Mr Luton announced that six Ariane 5 rocket launches were planned for the year 2000, with the first at the end of February.

Confidence boost

The successful launch is a massive confidence boost for Ariane 5 after its catastrophic first flight.


Tense pre-launch moments at Mission Control Tense pre-launch moments at Mission Control
It is the most powerful vehicle ever built in Europe and can carry one heavy satellite or two smaller ones. It is now well placed to win the contracts to launch the large satellites which increasingly dominate the industry.

Arianespace says it has 42 satellites waiting to launch and its customers will now be much more happy to use Ariane 5.

Its ability to double up on launches will also increase Arianespace's profitability, which was believed to be marginal in 1999.

Calculated risk

For Esa, the successful insertion into orbit of its most expensive and complex science satellite ever came as a relief. It was a calculated risk to entrust the project to the first commercial flight of Ariane 5, even though the rocket's most recent test was successful.

On its first circuit around the globe, XMM began the task of achieving its unusual, highly eccentric orbit. Its closest distance to Earth is 7,000km.

But the first firing of its hydrazine-fuelled engines is due to be followed by two more before Christmas and will boost its maximum distance from Earth to 114,000km.

XMM will remain in safe mode until 4 January, to avoid any possible millennium bug problems caused by communications systems on the ground.

Then, after a commissioning period, XMM will start examining the Universe in March.
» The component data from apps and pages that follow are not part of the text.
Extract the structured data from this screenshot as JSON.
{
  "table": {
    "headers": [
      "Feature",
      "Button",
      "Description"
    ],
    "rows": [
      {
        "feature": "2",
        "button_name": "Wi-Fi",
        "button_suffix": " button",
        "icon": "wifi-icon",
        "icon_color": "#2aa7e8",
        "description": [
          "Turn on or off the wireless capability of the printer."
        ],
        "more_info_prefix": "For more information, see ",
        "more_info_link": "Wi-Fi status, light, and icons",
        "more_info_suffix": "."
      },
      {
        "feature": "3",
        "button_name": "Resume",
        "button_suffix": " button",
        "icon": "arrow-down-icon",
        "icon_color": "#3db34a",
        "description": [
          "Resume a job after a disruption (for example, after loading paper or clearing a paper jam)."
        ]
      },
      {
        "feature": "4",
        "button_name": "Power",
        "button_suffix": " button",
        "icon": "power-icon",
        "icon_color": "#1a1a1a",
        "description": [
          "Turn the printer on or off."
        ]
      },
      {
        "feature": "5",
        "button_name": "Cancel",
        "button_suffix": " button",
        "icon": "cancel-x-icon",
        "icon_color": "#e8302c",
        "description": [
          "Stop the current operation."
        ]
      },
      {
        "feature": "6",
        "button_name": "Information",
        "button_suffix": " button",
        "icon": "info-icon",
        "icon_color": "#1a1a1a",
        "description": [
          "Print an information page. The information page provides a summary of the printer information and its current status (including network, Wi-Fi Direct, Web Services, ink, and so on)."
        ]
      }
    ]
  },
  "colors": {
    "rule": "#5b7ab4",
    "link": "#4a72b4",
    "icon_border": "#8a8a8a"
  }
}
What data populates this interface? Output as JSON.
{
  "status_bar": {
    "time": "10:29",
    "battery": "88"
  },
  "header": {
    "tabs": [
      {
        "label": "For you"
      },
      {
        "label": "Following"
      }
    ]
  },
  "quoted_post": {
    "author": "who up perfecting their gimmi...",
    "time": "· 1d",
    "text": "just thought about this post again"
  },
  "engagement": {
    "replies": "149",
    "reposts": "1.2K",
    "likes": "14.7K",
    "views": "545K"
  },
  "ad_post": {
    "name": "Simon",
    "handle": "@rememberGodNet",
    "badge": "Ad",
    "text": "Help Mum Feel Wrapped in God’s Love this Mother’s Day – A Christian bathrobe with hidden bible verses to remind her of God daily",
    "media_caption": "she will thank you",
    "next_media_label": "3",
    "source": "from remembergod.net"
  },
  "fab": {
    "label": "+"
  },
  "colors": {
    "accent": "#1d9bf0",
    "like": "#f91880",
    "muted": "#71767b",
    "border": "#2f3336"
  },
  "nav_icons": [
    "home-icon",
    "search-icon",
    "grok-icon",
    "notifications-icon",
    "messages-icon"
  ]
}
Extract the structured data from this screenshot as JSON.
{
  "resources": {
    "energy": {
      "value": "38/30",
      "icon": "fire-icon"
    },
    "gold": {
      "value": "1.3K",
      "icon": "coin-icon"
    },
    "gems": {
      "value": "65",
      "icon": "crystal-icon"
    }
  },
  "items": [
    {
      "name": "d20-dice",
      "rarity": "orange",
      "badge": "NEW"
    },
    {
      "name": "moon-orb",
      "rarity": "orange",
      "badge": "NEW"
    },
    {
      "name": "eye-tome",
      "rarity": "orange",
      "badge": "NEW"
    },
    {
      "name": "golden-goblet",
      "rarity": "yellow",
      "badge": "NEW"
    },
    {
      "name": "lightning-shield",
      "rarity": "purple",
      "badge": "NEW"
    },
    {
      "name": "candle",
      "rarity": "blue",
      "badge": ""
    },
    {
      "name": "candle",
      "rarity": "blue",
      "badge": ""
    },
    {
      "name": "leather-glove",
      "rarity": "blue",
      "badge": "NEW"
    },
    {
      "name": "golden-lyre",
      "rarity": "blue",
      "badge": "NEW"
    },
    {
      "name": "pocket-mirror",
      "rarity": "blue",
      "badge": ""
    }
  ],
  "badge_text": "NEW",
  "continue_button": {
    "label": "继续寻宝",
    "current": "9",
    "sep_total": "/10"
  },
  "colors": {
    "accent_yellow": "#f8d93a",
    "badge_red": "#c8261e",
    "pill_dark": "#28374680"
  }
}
Roger Bonnet, chairman of science at the European Space Agency, said: "XMM is all alone now. It's an emotional moment for Esa and the scientists. This mission impossible has become possible."

Dr Martin Turner, from Leicester University and principal investigator on XMM's main instrument, said: "I felt very emotional at the launch. There's the feeling of adventure, putting us in touch with space, and that is everybody's dream."

Search BBC News Online

Advanced search options
Launch console
BBC RADIO NEWS
BBC ONE TV NEWS
WORLD NEWS SUMMARY
PROGRAMMES GUIDE

See also:
09 Dec 99 |  Sci/Tech
The roaring business of rockets
10 Dec 99 |  Sci/Tech
Ready to X-ray the Universe
30 Nov 99 |  Sci/Tech
X-raying the violent Universe

Internet links:

The BBC is not responsible for the content of external internet sites
Links to other Sci/Tech stories are at the foot of the page.


E-mail this story to a friend

Links to more Sci/Tech stories